By Dr. Mark H. Creech
In one of the earlier editions of the TV show “America’s Funniest Home Videos,” there was a segment from Japan showing a brother and sister coming to a break in the sidewalk. It was a long step across, and the gap was about two feet deep. The boy made it quite easily, but his sister was too fearful and refused to even try. After several attempts to convince her that she could make it, the little fellow stretched out across the gap, forming a human bridge with his body. His sister safely crossed the span by walking over him.
Let me ask a difficult question: In what ways are you willing to lay down your life for others – to be walked on for their sake – to bridge the gap between them and God – to bridge the gap between hope and harm.
Love for others is not just a saccharine sweet expression of sentiment. Love can require pain and sacrifice – even suffering the hostility of others.
Today people are always saying we need to “love one another.” But whatever does it mean to “love one another” anymore? It seems the modern view is to accept without any moral judgment the acts of another.
This week the President said he felt it was time for him to come out in support of gay marriage, siting the sacrifice of Christ for all men and the Golden Rule, “love your neighbor as yourself.”
Is this what Jesus was all about? Does loving my neighbor mean that I ought to embrace, like the President, same-gender relationships and marriage? Does it mean that I don’t morally or otherwise discriminate when it comes to such behavior?
In his book, Personal Christian Ethics, the great Christian ethicist, Carl F. H. Henry didn’t think so. Fifty-four years ago he warned about this erroneous approach to “love,” arguing,
“It is possible to recognize, in seeking to spell out the formula ‘love one another,’ a voice which is quite other than Divine, and to cherish illegitimate schemes as the will of God. The invocation of love, as without further biblical definition exhaustive of the moral claim, tends easily to resolve religion itself into little more than the love of man to man. In fact, by loosing agape [God’s love] from a divinely approved content, it may even prove to be a mistaken human sentiment to which Divine sanction is unjustifiably attached.”
Indeed.
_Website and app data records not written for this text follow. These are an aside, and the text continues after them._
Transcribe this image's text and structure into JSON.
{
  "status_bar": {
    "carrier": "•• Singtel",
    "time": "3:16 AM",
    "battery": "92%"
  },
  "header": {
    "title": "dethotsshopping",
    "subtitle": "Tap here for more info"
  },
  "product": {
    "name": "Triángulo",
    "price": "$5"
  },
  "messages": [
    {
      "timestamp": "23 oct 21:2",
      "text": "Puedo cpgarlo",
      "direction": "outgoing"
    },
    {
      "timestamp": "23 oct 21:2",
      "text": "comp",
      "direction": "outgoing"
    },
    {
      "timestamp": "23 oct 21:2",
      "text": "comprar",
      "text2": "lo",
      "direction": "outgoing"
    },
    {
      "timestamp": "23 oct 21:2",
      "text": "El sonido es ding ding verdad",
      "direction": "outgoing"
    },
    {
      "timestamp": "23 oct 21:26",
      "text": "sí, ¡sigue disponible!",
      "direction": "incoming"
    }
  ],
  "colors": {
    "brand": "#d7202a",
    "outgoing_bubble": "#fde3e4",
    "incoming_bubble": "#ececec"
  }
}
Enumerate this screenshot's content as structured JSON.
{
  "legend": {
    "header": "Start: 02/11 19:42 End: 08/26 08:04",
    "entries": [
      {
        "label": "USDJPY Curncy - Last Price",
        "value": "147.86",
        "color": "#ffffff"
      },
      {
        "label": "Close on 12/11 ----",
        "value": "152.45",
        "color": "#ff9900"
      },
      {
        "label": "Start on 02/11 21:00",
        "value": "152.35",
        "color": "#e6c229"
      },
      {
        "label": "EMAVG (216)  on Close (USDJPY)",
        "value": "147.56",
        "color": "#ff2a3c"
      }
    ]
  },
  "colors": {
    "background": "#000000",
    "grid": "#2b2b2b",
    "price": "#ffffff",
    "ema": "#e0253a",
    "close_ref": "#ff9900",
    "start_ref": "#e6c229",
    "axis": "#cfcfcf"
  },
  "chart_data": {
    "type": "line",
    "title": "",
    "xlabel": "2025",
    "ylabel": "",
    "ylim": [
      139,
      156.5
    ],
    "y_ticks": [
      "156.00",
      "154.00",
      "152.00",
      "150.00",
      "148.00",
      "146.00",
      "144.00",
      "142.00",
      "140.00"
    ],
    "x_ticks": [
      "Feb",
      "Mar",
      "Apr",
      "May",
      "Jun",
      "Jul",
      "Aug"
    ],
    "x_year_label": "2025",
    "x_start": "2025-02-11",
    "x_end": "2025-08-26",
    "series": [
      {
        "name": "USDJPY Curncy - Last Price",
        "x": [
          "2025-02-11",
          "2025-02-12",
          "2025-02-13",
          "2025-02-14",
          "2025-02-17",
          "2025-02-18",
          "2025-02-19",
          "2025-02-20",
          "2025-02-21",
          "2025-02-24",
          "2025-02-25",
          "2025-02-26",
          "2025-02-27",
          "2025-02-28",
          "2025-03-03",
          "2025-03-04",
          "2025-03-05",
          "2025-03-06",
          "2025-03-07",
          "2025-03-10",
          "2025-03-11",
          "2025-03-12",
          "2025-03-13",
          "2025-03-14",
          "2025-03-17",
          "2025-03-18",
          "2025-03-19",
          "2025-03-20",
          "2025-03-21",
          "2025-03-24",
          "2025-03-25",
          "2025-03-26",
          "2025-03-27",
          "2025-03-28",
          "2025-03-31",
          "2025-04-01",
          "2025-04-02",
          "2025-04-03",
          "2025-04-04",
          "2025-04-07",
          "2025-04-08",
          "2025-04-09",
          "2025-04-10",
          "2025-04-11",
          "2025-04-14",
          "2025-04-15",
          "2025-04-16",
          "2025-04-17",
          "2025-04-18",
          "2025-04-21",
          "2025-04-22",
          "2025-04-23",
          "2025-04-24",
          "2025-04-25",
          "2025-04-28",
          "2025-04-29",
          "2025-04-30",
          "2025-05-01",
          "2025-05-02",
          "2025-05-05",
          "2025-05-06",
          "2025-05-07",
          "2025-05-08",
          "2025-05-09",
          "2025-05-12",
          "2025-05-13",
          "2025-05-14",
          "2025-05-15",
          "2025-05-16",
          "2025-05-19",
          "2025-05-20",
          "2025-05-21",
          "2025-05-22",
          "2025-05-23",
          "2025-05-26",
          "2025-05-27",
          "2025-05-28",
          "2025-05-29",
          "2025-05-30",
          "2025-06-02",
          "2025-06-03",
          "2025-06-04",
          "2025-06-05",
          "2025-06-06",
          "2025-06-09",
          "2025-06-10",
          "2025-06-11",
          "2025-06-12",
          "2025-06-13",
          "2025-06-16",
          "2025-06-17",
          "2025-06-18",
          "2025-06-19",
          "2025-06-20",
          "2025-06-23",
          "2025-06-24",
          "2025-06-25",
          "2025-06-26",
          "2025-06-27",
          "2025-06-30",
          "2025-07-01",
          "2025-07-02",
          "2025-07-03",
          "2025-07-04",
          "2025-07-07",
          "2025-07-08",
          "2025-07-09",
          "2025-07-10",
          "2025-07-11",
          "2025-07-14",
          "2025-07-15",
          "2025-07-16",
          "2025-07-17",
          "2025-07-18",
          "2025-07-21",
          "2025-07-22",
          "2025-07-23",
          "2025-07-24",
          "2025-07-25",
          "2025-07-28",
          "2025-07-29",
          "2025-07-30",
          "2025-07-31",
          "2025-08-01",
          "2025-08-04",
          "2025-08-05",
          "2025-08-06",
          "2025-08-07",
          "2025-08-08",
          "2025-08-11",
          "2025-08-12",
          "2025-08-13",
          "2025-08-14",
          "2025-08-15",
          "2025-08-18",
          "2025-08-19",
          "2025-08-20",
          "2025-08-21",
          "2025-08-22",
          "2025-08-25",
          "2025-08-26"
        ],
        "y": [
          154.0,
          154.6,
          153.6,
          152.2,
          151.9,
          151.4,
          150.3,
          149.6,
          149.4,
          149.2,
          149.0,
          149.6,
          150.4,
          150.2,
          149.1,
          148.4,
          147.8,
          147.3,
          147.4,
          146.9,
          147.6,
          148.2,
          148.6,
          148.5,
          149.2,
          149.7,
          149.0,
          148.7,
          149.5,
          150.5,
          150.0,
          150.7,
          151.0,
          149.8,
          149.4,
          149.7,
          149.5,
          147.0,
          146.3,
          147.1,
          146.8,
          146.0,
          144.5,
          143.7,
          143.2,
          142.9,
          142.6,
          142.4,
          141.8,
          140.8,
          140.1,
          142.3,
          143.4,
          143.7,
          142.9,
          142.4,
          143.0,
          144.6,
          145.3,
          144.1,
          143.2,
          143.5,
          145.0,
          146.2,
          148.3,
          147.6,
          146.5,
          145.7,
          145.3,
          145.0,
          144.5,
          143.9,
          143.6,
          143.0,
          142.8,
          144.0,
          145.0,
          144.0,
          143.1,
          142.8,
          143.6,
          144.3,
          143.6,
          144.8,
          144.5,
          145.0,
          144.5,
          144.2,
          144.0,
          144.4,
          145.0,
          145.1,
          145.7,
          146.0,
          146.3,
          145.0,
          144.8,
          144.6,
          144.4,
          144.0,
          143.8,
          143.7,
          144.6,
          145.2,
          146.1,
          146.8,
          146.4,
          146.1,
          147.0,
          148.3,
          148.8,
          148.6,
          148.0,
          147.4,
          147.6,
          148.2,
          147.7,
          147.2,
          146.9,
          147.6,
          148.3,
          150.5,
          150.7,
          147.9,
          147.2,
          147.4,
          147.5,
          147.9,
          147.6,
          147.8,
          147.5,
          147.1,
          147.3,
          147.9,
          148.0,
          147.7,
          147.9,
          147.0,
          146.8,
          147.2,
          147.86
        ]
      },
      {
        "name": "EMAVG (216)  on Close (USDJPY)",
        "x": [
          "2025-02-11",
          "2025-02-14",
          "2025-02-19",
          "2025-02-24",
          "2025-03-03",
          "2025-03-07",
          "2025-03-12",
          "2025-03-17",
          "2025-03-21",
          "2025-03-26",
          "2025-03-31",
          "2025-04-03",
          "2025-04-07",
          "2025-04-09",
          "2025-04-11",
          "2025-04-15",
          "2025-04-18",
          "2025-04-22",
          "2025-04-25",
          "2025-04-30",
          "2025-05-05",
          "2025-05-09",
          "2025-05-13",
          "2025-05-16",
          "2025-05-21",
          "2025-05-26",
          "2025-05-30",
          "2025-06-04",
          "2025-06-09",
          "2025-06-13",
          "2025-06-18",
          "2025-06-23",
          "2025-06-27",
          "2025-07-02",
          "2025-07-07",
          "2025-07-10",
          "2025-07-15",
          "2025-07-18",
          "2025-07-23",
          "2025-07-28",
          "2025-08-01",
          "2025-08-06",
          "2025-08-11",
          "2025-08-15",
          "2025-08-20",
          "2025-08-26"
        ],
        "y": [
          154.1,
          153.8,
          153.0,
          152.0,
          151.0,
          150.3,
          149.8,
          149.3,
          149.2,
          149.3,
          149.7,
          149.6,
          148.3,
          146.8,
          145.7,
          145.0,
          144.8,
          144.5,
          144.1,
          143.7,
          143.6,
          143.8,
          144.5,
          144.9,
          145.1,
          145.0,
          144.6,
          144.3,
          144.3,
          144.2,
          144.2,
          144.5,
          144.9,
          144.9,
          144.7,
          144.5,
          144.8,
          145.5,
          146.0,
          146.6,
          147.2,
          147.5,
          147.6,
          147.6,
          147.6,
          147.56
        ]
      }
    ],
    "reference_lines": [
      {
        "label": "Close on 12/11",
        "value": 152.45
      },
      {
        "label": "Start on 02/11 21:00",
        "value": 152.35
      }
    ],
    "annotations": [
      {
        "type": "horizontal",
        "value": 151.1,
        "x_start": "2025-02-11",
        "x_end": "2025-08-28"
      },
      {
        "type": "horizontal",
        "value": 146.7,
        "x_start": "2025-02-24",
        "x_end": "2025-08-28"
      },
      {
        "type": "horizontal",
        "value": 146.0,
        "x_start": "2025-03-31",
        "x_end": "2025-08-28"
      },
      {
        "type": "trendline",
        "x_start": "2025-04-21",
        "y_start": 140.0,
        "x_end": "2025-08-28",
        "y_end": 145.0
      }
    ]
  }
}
Love doesn’t affirm self-destructive behaviors. In his book, The Marketing of Evil, David Kupelian rightly states that love often requires “patient but firm opposition”:
“We’ve forgotten as a society what love is, because supporting and justifying homosexuality is not real love any more than glorifying drinking helps the alcoholic or celebrating smoking helps wipe out lung cancer . . . The most loving stance for others to take is not to serve as enablers of self-destructive and immoral compulsions, but to stand in patient and firm opposition.”
Mon Senior Charles Pope of the Archdiocese of Washington summed up this whole question quite well earlier this week, when he wrote:
“It is a common problem today that people often present simplistic portraits of Jesus Christ to support a variety of agendas. And the portraits of Jesus are not only simplistic, they are incomplete (usually intentionally so), and fail to accept that Jesus cannot be reduced to a simple sentence or two.
I would argue this is what the President is doing here. As if to say, ‘Jesus, was basically a nice and affirming person, who spoke of love, and so beautifully taught us to do unto to others as we would have them do to us. ‘Surely,’ the thinking goes, ‘this Jesus would affirm and rejoice over two Gay people getting ‘married.’ It is as if this were all Jesus was or said, ‘Love…Do unto others’. Never mind that he had some pretty high standards when it came to sexuality (Matt 5:27-30; Matt 15:19; Mk 10:11; Rev 22:15; Rev 21:8) Never mind that he told his apostles he had other things to teach them and would send his Holy Spirit, and never mind that His Holy Spirit inspired the Epistles writers like Paul to speak clearly in the ancient Biblical tradition about the sinfulness of homosexual activity, fornication, and adultery. ‘Never mind all that,’ says the modern world, and our President, ‘I chose the Jesus who said only, ‘God is love, and be kind to one another.’”
Love is certainly not self-righteously condemning others. Nor does it desire to be excessively harsh. But loving others as Jesus showed love, requires standing up to self-destructive behaviors and risking offence, hostility, and even the wrath of men to redeem them. Calling homosexuality a sin and vigorously fighting the redefinition of marriage may seem cruel, “homophobic,” and even a hateful response by many. But the fact is the homosexual can never know the freedom Christ gives or the joy He imparts if we simply acquiesce to their desires and demands – if we are unwilling to confront their behavior as a sin that damns and destroys.
To paraphrase something once noted by Jay Budziszewski:
Love drives us to visit the prisoner, moves us to dry out the alcoholic, motivate us to help the unwed mother prepare for her newborn, and causes us to admonish the homosexual to live chastely. But how much easier it is to placate the prisoner’s unwillingness to take responsibility for his crimes, give the drunk a drink, send the unwed mother to an abortionist clinic, and tell people caught up in same-sex attractions to just surrender to them. False love is a great deal less work and requires no sacrifice.
Loving as Jesus loved and loving your neighbor as yourself, requires bridging the gap – laying down our lives – not laying down and giving in.